Theorem (2016)
We have $\displaystyle \max_{q\le 1000}\max_{q\le x\le 10^5}\max_{\substack{1\le a\le q,\\ (a,q)=1}} \sqrt{x}\Bigl| \sum_{\substack{n\le x,\\ n\equiv a[q]}}\frac{\Lambda(n)}{n} -\frac{\log x}{\varphi(q)}-C(q,a)\Bigr|\in(0.8533,0.8534) $ and the maximum is attained with $q=17$, $x=606$ and $a=2$.
The constant $C(q,a)$ is the one expected, i.e. such that $\sum_{\substack{n\le x,\\ n\equiv a[q]}}\frac{\Lambda(n)}{n} -\frac{\log x}{\varphi(q)}-C(q,a)$ goes to zero when $x$ goes to infinity.

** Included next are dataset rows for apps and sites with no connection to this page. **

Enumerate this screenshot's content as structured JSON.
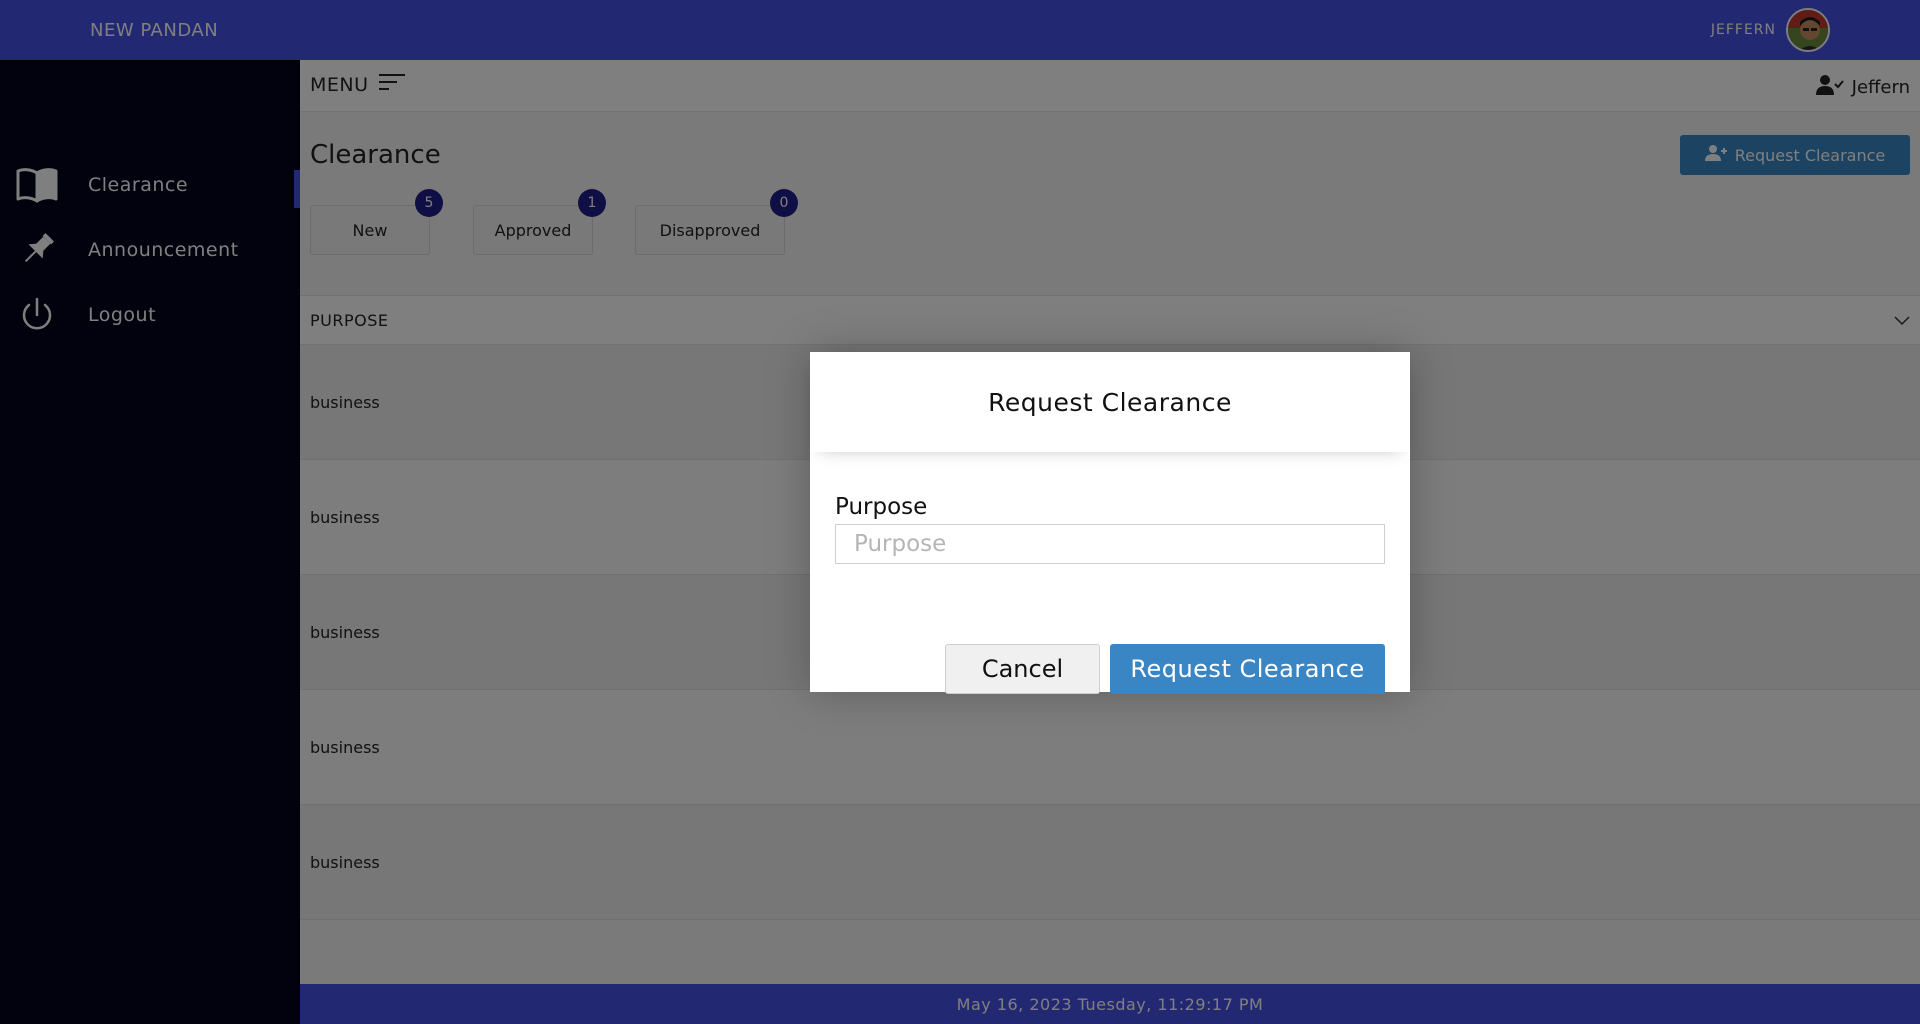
{
  "app": {
    "brand": "NEW PANDAN",
    "user_name_top": "JEFFERN"
  },
  "sidebar": {
    "items": [
      {
        "label": "Clearance",
        "icon": "book-open-icon",
        "active": true
      },
      {
        "label": "Announcement",
        "icon": "pin-icon",
        "active": false
      },
      {
        "label": "Logout",
        "icon": "power-icon",
        "active": false
      }
    ]
  },
  "subbar": {
    "menu_label": "MENU",
    "user_name": "Jeffern"
  },
  "page": {
    "title": "Clearance",
    "request_button_label": "Request Clearance",
    "tabs": [
      {
        "label": "New",
        "count": "5"
      },
      {
        "label": "Approved",
        "count": "1"
      },
      {
        "label": "Disapproved",
        "count": "0"
      }
    ]
  },
  "table": {
    "header": "PURPOSE",
    "rows": [
      "business",
      "business",
      "business",
      "business",
      "business"
    ]
  },
  "footer": {
    "datetime": "May 16, 2023 Tuesday, 11:29:17 PM"
  },
  "modal": {
    "title": "Request Clearance",
    "field_label": "Purpose",
    "field_placeholder": "Purpose",
    "field_value": "",
    "cancel_label": "Cancel",
    "submit_label": "Request Clearance"
  },
  "colors": {
    "accent": "#4751e7",
    "sidebar_bg": "#04041e",
    "primary_button": "#3a86c4",
    "badge": "#1f1f8a"
  }
}
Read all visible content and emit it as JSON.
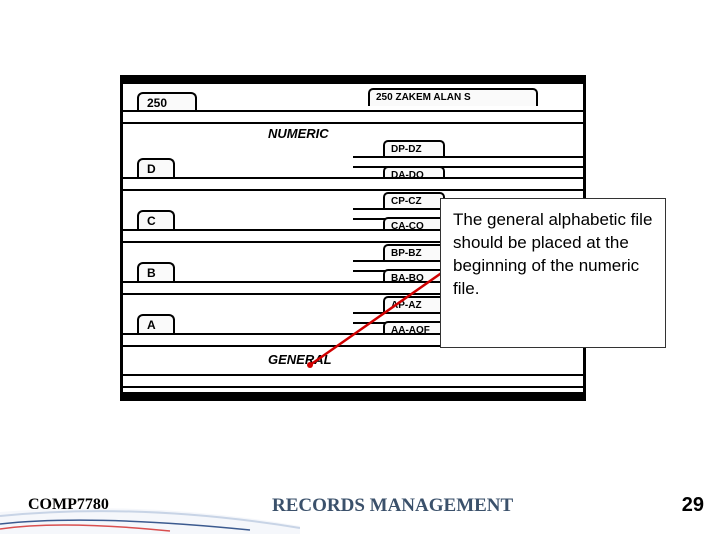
{
  "footer": {
    "course": "COMP7780",
    "title": "RECORDS MANAGEMENT",
    "page": "29"
  },
  "callout": {
    "text": "The general alphabetic file should be placed at the beginning of the numeric file."
  },
  "sections": {
    "numeric": "NUMERIC",
    "general": "GENERAL"
  },
  "primary": {
    "n250": "250",
    "folder250": "250   ZAKEM ALAN S",
    "D": "D",
    "C": "C",
    "B": "B",
    "A": "A"
  },
  "guides": {
    "dpdz": "DP-DZ",
    "dado": "DA-DO",
    "cpcz": "CP-CZ",
    "caco": "CA-CO",
    "bpbz": "BP-BZ",
    "babo": "BA-BO",
    "apaz": "AP-AZ",
    "aaaof": "AA-AOF"
  }
}
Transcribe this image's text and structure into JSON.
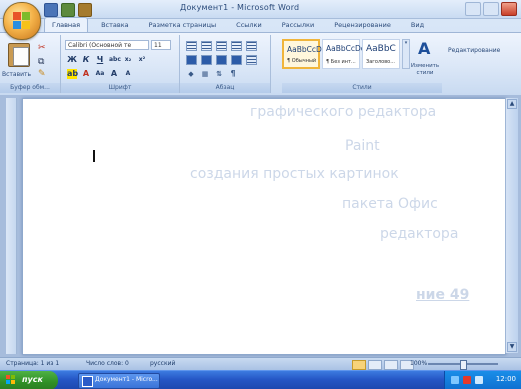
{
  "window": {
    "title": "Документ1 - Microsoft Word",
    "controls": [
      "minimize",
      "maximize",
      "close"
    ]
  },
  "quick_access": [
    {
      "name": "save-icon"
    },
    {
      "name": "undo-icon"
    },
    {
      "name": "redo-icon"
    }
  ],
  "tabs": [
    "Главная",
    "Вставка",
    "Разметка страницы",
    "Ссылки",
    "Рассылки",
    "Рецензирование",
    "Вид"
  ],
  "ribbon": {
    "clipboard": {
      "paste_label": "Вставить",
      "group_label": "Буфер обм..."
    },
    "font": {
      "font_name": "Calibri (Основной те",
      "font_size": "11",
      "group_label": "Шрифт"
    },
    "paragraph": {
      "group_label": "Абзац"
    },
    "styles": {
      "tiles": [
        {
          "big": "AaBbCcDc",
          "small": "¶ Обычный",
          "selected": true
        },
        {
          "big": "AaBbCcDc",
          "small": "¶ Без инт...",
          "selected": false
        },
        {
          "big": "AaBbC",
          "small": "Заголово...",
          "selected": false
        }
      ],
      "change_styles_label": "Изменить стили",
      "group_label": "Стили"
    },
    "editing": {
      "label": "Редактирование"
    }
  },
  "document": {
    "ghost_lines": [
      "графического редактора",
      "Paint",
      "создания простых картинок",
      "пакета Офис",
      "редактора"
    ],
    "ghost_heading": "ние 49"
  },
  "statusbar": {
    "page": "Страница: 1 из 1",
    "words": "Число слов: 0",
    "lang": "русский",
    "zoom": "100%"
  },
  "taskbar": {
    "start_label": "пуск",
    "task_label": "Документ1 - Micro...",
    "clock": "12:00"
  },
  "colors": {
    "ribbon_blue": "#dbe7f7",
    "taskbar_blue": "#2556c5",
    "start_green": "#2f8f26",
    "style_selected": "#f0b53b"
  }
}
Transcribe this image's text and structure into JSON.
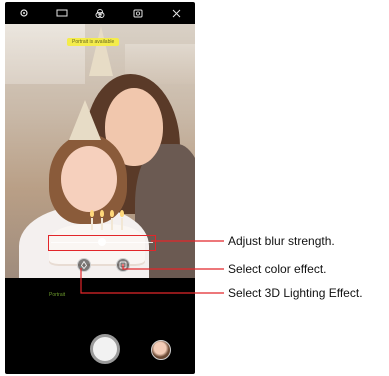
{
  "status_bar": {
    "icons": [
      "gear-icon",
      "flash-icon",
      "effects-icon",
      "switch-camera-icon",
      "close-icon"
    ]
  },
  "viewfinder": {
    "banner": "Portrait is available"
  },
  "blur_slider": {
    "level": 0.5
  },
  "mode_label": "Portrait",
  "callouts": {
    "blur": "Adjust blur strength.",
    "color": "Select color effect.",
    "lighting": "Select 3D Lighting Effect."
  },
  "colors": {
    "highlight": "#e2262a",
    "mode_text": "#6c9a2c",
    "banner_bg": "#f4ec4b"
  }
}
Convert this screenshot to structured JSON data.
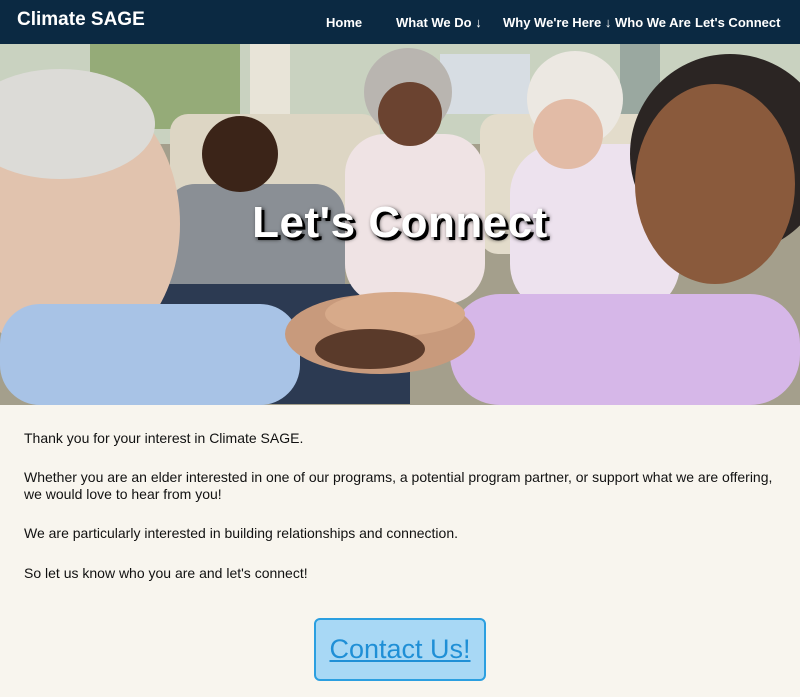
{
  "brand": "Climate SAGE",
  "nav": [
    {
      "label": "Home"
    },
    {
      "label": "What We Do ↓"
    },
    {
      "label": "Why We're Here ↓"
    },
    {
      "label": "Who We Are"
    },
    {
      "label": "Let's Connect"
    }
  ],
  "hero": {
    "title": "Let's Connect"
  },
  "content": {
    "paragraphs": [
      "Thank you for your interest in Climate SAGE.",
      "Whether you are an elder interested in one of our programs, a potential program partner, or support what we are offering, we would love to hear from you!",
      "We are particularly interested in building relationships and connection.",
      "So let us know who you are and let's connect!"
    ]
  },
  "cta": {
    "label": "Contact Us!"
  },
  "colors": {
    "nav_bg": "#0b2942",
    "page_bg": "#f8f5ee",
    "button_bg": "#a8d8f5",
    "button_border": "#2b9fe0",
    "button_text": "#1f8fd6"
  }
}
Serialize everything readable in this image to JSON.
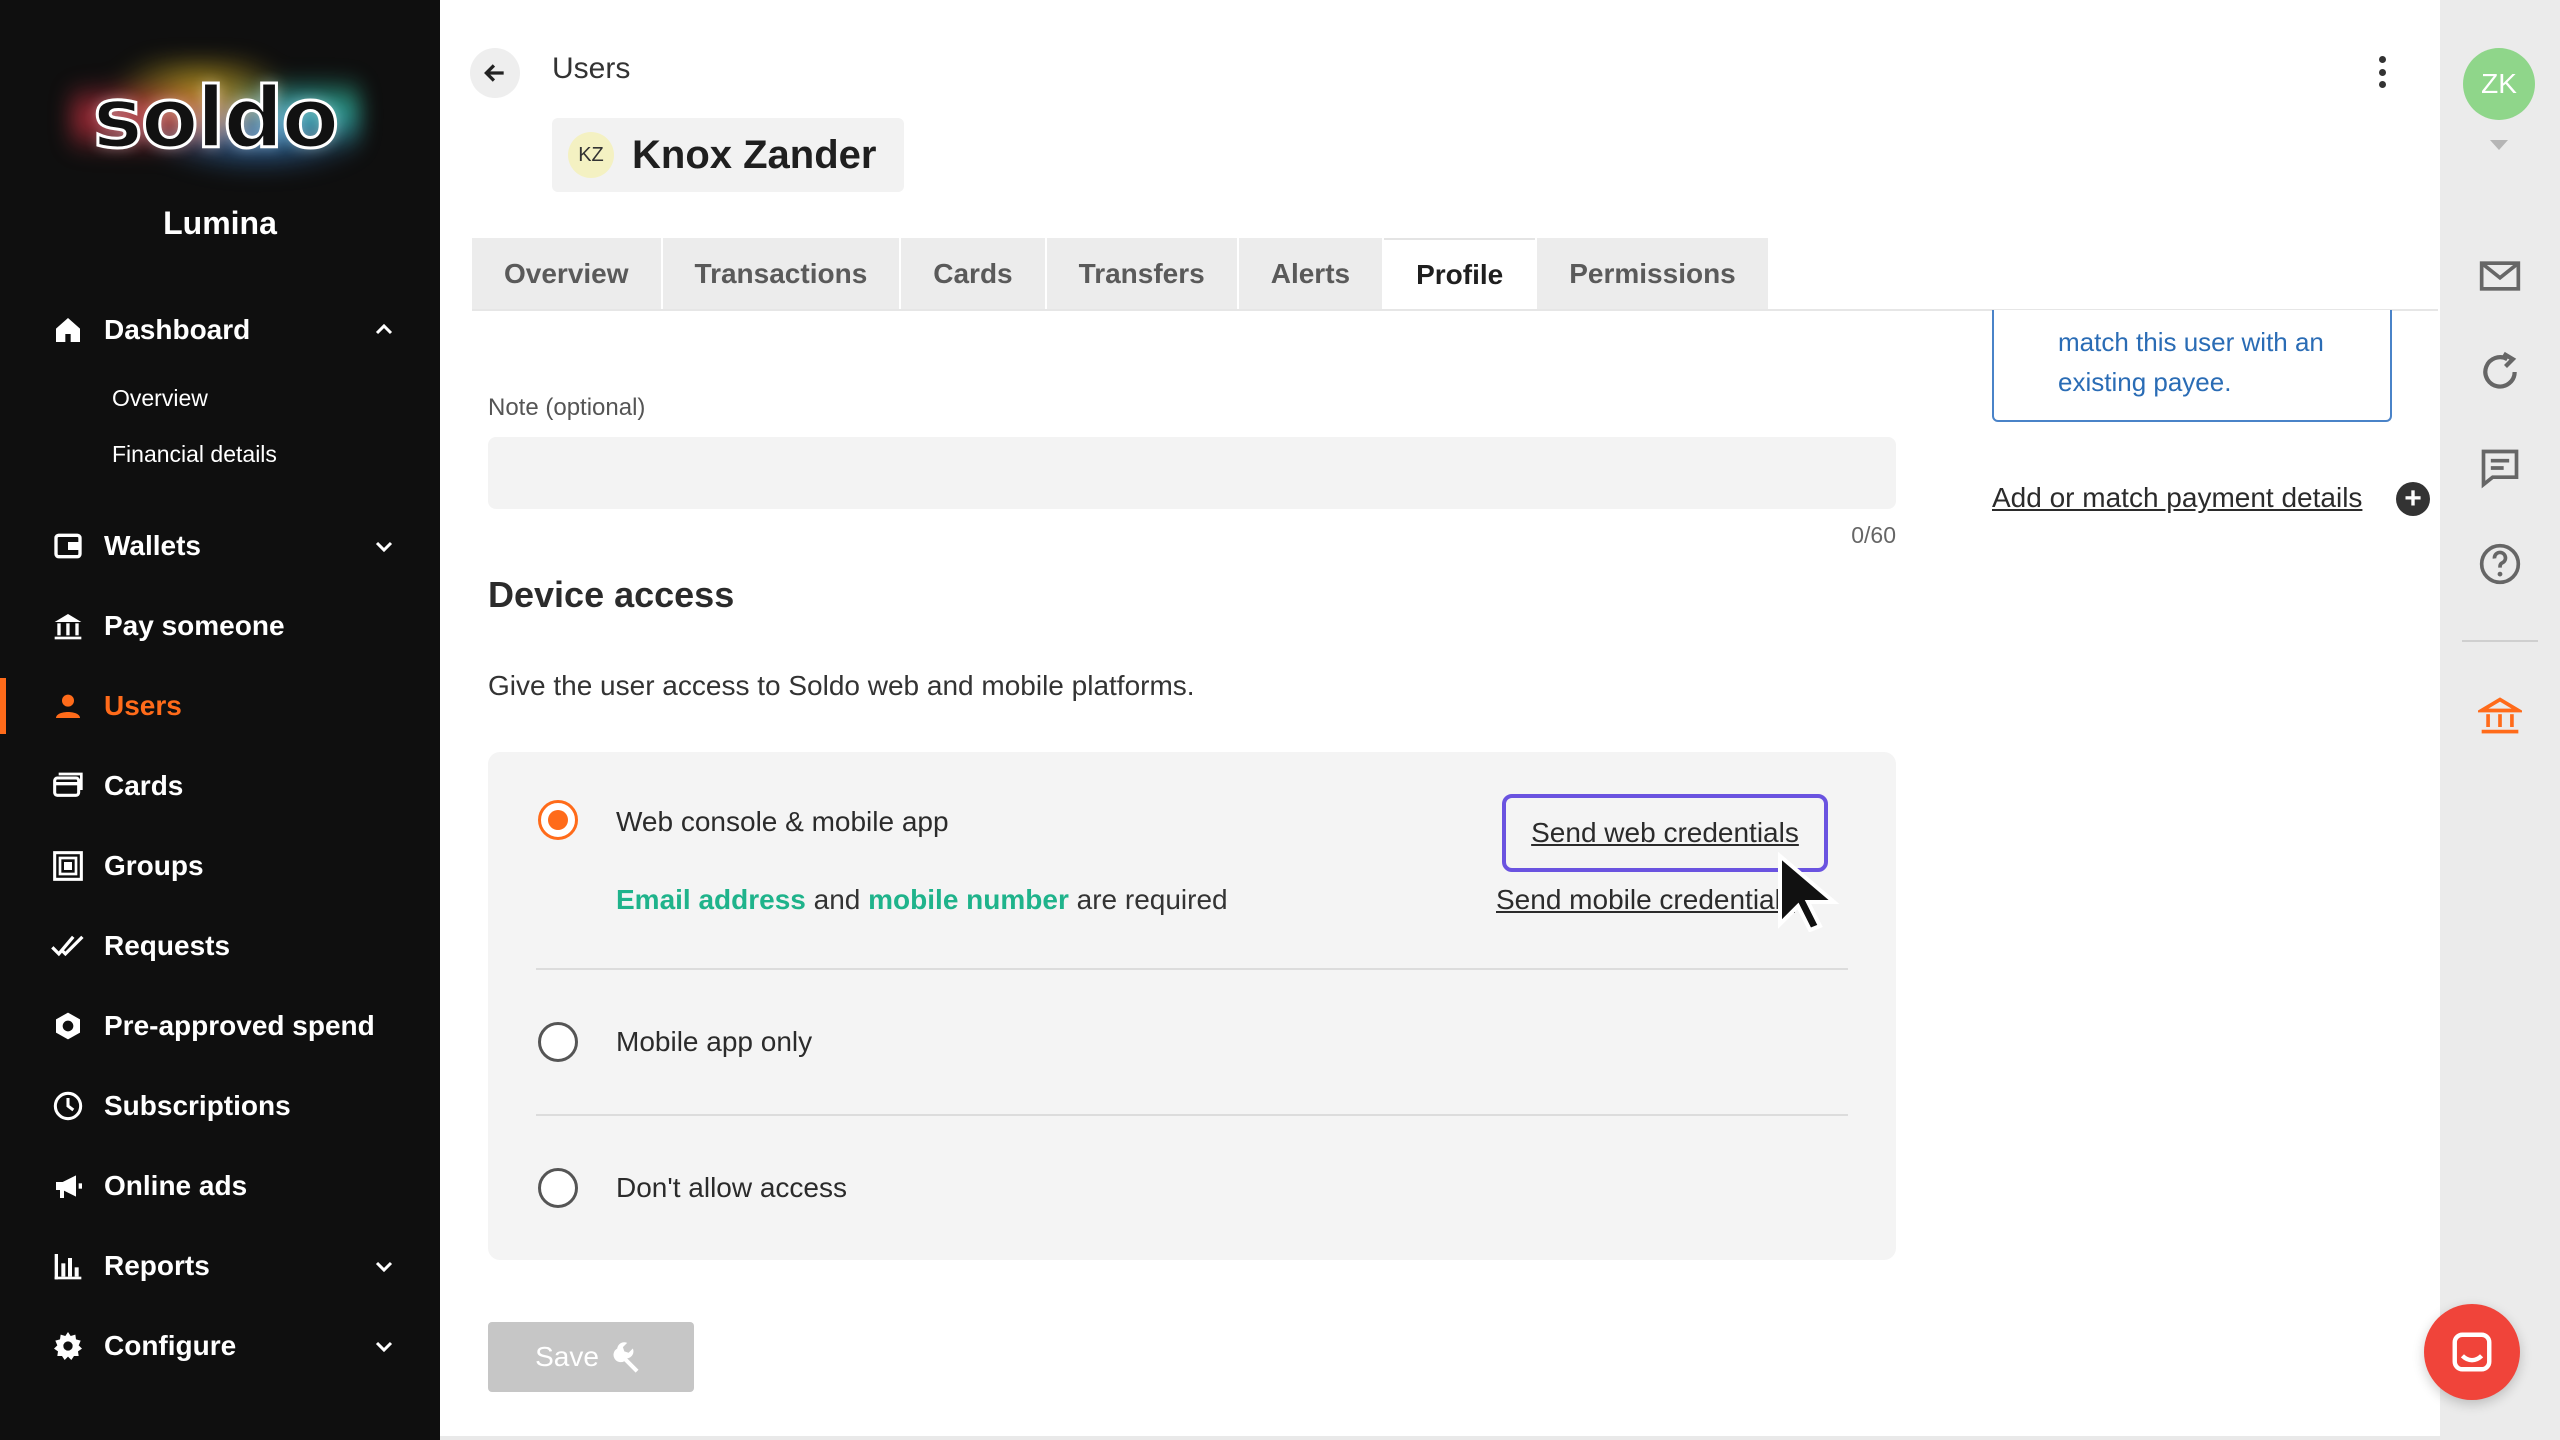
{
  "sidebar": {
    "logo_text": "soldo",
    "company": "Lumina",
    "nav": {
      "dashboard": "Dashboard",
      "overview": "Overview",
      "financial_details": "Financial details",
      "wallets": "Wallets",
      "pay_someone": "Pay someone",
      "users": "Users",
      "cards": "Cards",
      "groups": "Groups",
      "requests": "Requests",
      "pre_approved": "Pre-approved spend",
      "subscriptions": "Subscriptions",
      "online_ads": "Online ads",
      "reports": "Reports",
      "configure": "Configure"
    }
  },
  "header": {
    "breadcrumb": "Users",
    "user_initials": "KZ",
    "user_name": "Knox Zander"
  },
  "tabs": [
    "Overview",
    "Transactions",
    "Cards",
    "Transfers",
    "Alerts",
    "Profile",
    "Permissions"
  ],
  "active_tab": "Profile",
  "note": {
    "label": "Note (optional)",
    "value": "",
    "counter": "0/60"
  },
  "device_access": {
    "title": "Device access",
    "description": "Give the user access to Soldo web and mobile platforms.",
    "option_web": "Web console & mobile app",
    "req_email": "Email address",
    "req_and": " and ",
    "req_mobile": "mobile number",
    "req_suffix": " are required",
    "send_web": "Send web credentials",
    "send_mobile": "Send mobile credentials",
    "option_mobile": "Mobile app only",
    "option_none": "Don't allow access",
    "selected": "Web console & mobile app"
  },
  "save_label": "Save",
  "info_card": {
    "line1": "match this user with an",
    "line2": "existing payee."
  },
  "add_match_link": "Add or match payment details",
  "rail": {
    "avatar_initials": "ZK"
  },
  "colors": {
    "accent": "#ff6b1a",
    "teal": "#1fb38b",
    "focus": "#6a53e0",
    "link_blue": "#2a6cb5",
    "chat": "#f0443a"
  }
}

When $q$ belongs to "Rumely's list", i.e. in one of the following set: Theorem 2 of gives the following.
Theorem (2002)
When $q$ belongs to Rumely's list and $a$ is prime to $q$, we have $\displaystyle \sum_{\substack{n\le x,\\ n\equiv a[q]}}\frac{\Lambda(n)}{n} =\frac{\log x}{\varphi(q)}+C(q,a)+O^*(1) $ as soon as $x\ge1$.
More precise bounds are given.
5. Least prime verifying a condition
, ,

Last updated on June 3rd, 2022, by Olivier Ramaré